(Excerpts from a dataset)
********************
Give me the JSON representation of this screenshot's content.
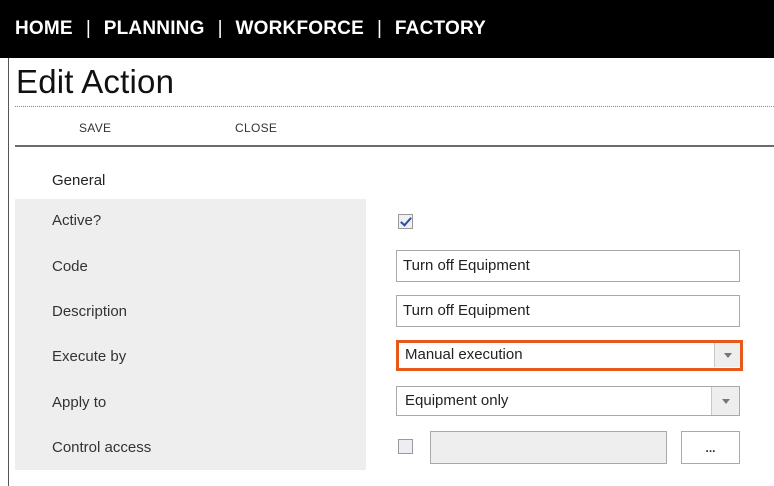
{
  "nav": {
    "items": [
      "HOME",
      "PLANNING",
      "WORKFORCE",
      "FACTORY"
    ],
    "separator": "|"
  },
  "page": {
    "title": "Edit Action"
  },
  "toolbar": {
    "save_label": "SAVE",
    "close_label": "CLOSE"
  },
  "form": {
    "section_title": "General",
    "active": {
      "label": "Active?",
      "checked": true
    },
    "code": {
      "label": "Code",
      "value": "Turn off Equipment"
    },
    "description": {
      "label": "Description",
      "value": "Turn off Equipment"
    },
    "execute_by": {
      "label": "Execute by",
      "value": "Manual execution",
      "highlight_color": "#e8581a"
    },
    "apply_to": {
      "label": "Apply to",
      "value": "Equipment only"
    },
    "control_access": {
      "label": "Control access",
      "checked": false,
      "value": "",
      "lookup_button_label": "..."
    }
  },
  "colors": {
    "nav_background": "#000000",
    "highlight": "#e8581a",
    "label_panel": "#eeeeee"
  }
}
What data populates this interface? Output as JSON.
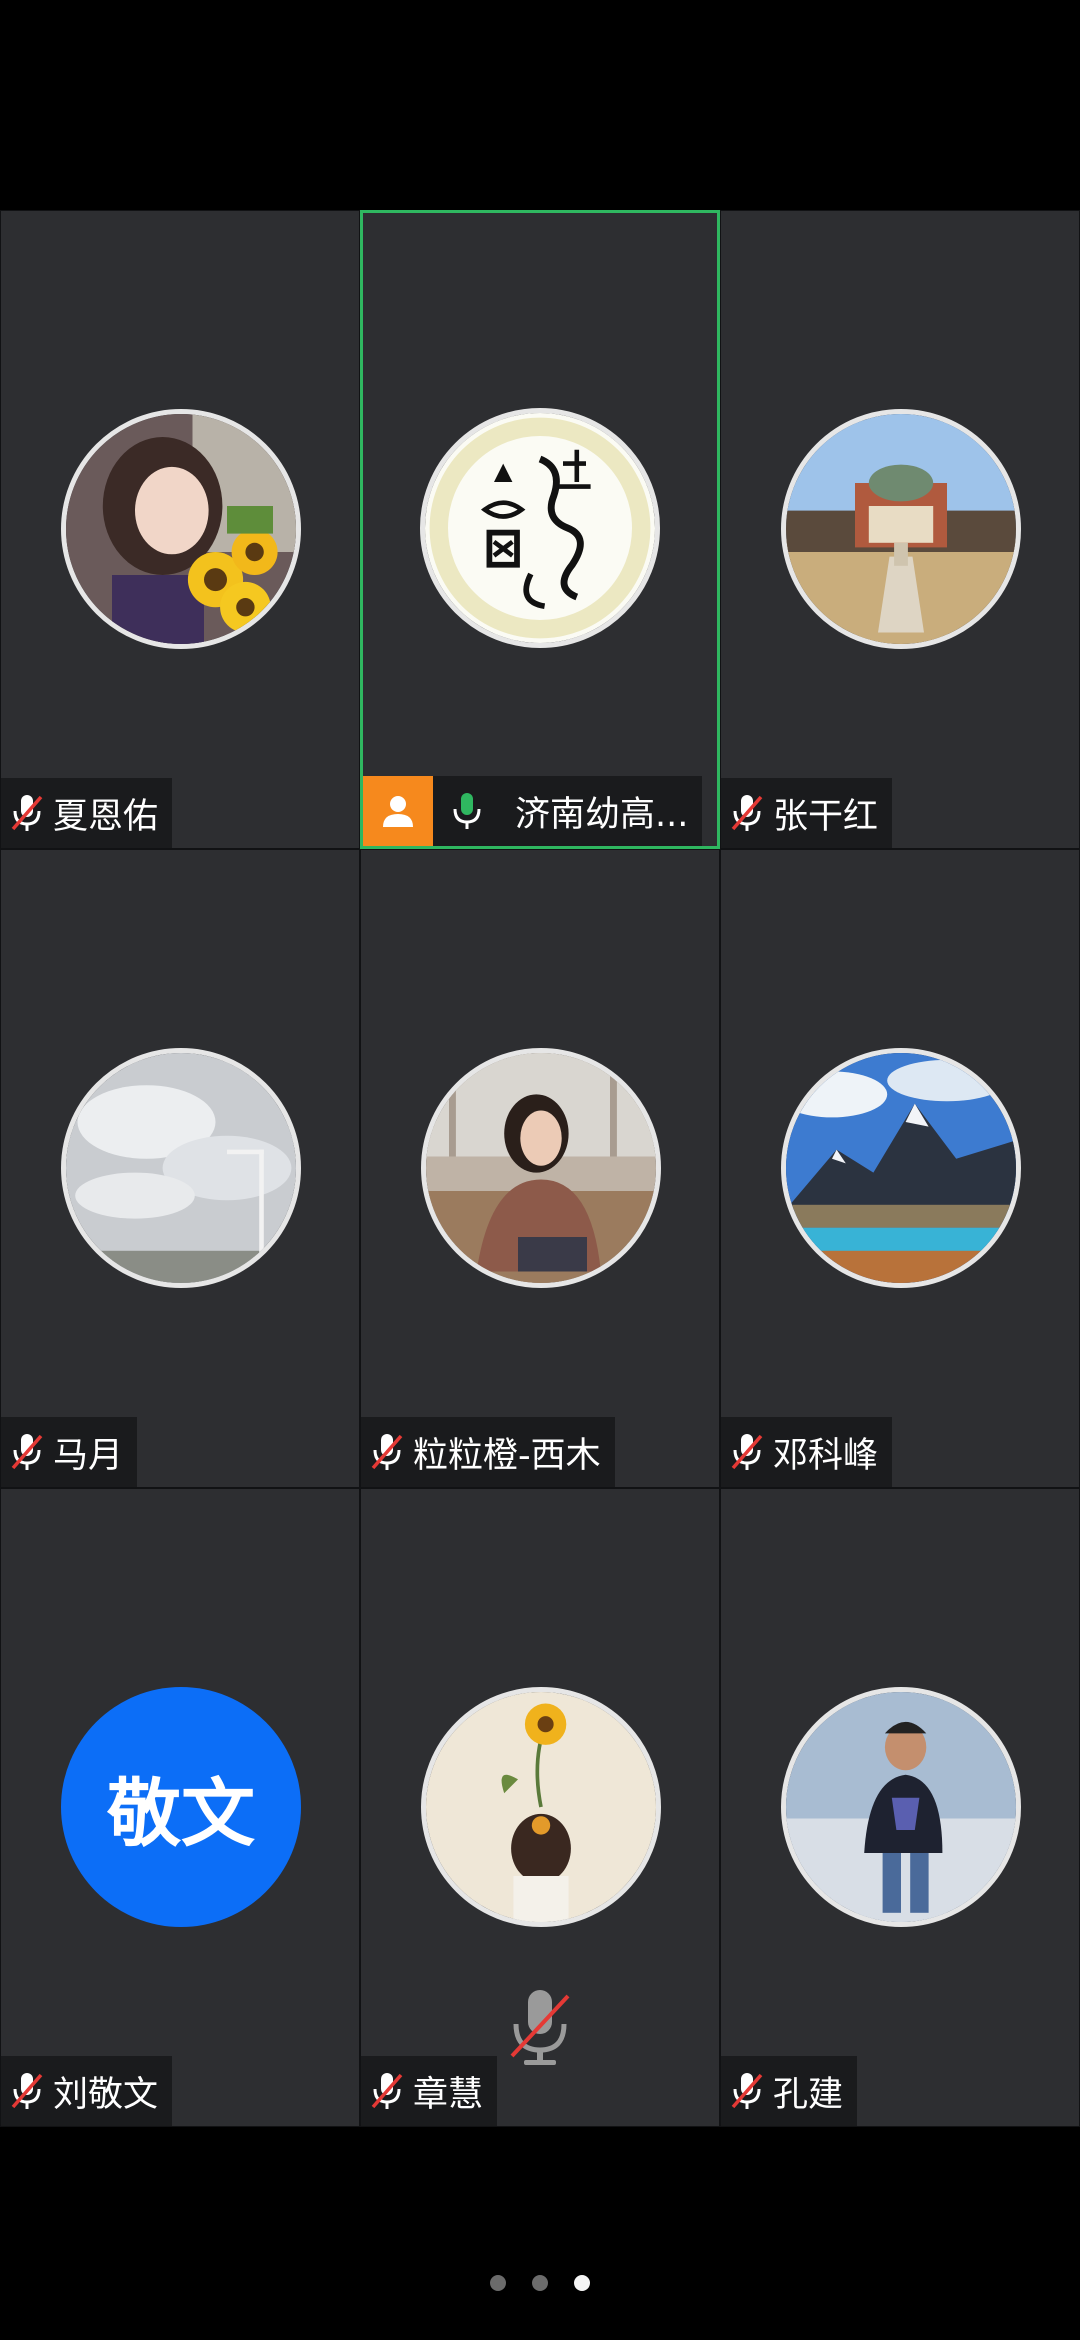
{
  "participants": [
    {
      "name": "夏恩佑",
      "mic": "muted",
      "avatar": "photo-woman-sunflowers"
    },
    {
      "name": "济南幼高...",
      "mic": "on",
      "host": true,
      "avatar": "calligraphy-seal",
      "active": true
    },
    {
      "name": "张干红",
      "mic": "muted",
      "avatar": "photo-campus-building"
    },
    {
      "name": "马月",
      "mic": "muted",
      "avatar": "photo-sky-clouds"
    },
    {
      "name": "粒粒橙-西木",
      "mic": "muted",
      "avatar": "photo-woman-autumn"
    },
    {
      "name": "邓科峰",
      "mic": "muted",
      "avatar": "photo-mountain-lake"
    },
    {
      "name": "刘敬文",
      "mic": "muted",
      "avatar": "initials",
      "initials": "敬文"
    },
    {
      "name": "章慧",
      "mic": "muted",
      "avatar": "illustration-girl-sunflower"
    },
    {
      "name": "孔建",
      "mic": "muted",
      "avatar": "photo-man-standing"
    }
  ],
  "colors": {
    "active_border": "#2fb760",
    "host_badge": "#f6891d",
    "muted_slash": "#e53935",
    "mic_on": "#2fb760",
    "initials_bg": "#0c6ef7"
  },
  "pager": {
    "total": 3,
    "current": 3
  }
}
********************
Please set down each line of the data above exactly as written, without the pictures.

Give me the JSON representation of this screenshot's content.
{
  "nav": {
    "items": [
      "HOME",
      "PLANNING",
      "WORKFORCE",
      "FACTORY"
    ],
    "separator": "|"
  },
  "page": {
    "title": "Edit Action"
  },
  "toolbar": {
    "save_label": "SAVE",
    "close_label": "CLOSE"
  },
  "form": {
    "section_title": "General",
    "active": {
      "label": "Active?",
      "checked": true
    },
    "code": {
      "label": "Code",
      "value": "Turn off Equipment"
    },
    "description": {
      "label": "Description",
      "value": "Turn off Equipment"
    },
    "execute_by": {
      "label": "Execute by",
      "value": "Manual execution",
      "highlight_color": "#e8581a"
    },
    "apply_to": {
      "label": "Apply to",
      "value": "Equipment only"
    },
    "control_access": {
      "label": "Control access",
      "checked": false,
      "value": "",
      "lookup_button_label": "..."
    }
  },
  "colors": {
    "nav_background": "#000000",
    "highlight": "#e8581a",
    "label_panel": "#eeeeee"
  }
}
What data populates this interface? Output as JSON.
{
  "participants": [
    {
      "name": "夏恩佑",
      "mic": "muted",
      "avatar": "photo-woman-sunflowers"
    },
    {
      "name": "济南幼高...",
      "mic": "on",
      "host": true,
      "avatar": "calligraphy-seal",
      "active": true
    },
    {
      "name": "张干红",
      "mic": "muted",
      "avatar": "photo-campus-building"
    },
    {
      "name": "马月",
      "mic": "muted",
      "avatar": "photo-sky-clouds"
    },
    {
      "name": "粒粒橙-西木",
      "mic": "muted",
      "avatar": "photo-woman-autumn"
    },
    {
      "name": "邓科峰",
      "mic": "muted",
      "avatar": "photo-mountain-lake"
    },
    {
      "name": "刘敬文",
      "mic": "muted",
      "avatar": "initials",
      "initials": "敬文"
    },
    {
      "name": "章慧",
      "mic": "muted",
      "avatar": "illustration-girl-sunflower"
    },
    {
      "name": "孔建",
      "mic": "muted",
      "avatar": "photo-man-standing"
    }
  ],
  "colors": {
    "active_border": "#2fb760",
    "host_badge": "#f6891d",
    "muted_slash": "#e53935",
    "mic_on": "#2fb760",
    "initials_bg": "#0c6ef7"
  },
  "pager": {
    "total": 3,
    "current": 3
  }
}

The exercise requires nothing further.